(Interface dataset entries)
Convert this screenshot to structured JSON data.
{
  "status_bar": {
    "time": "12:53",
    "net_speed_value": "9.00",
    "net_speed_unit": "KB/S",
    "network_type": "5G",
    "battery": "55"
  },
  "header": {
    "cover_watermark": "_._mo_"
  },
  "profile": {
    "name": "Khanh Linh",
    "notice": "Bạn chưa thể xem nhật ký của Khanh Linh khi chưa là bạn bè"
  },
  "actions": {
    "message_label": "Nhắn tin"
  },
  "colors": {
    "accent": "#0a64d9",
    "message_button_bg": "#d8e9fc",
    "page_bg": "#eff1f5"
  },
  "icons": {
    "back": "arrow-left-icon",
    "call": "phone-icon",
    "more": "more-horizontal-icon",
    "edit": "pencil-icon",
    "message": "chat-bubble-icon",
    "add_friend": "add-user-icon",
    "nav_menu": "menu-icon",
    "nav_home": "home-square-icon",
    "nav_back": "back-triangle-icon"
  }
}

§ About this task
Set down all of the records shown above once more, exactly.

§ Exercise response
Convert this screenshot to structured JSON data.
{
  "status_bar": {
    "time": "12:53",
    "net_speed_value": "9.00",
    "net_speed_unit": "KB/S",
    "network_type": "5G",
    "battery": "55"
  },
  "header": {
    "cover_watermark": "_._mo_"
  },
  "profile": {
    "name": "Khanh Linh",
    "notice": "Bạn chưa thể xem nhật ký của Khanh Linh khi chưa là bạn bè"
  },
  "actions": {
    "message_label": "Nhắn tin"
  },
  "colors": {
    "accent": "#0a64d9",
    "message_button_bg": "#d8e9fc",
    "page_bg": "#eff1f5"
  },
  "icons": {
    "back": "arrow-left-icon",
    "call": "phone-icon",
    "more": "more-horizontal-icon",
    "edit": "pencil-icon",
    "message": "chat-bubble-icon",
    "add_friend": "add-user-icon",
    "nav_menu": "menu-icon",
    "nav_home": "home-square-icon",
    "nav_back": "back-triangle-icon"
  }
}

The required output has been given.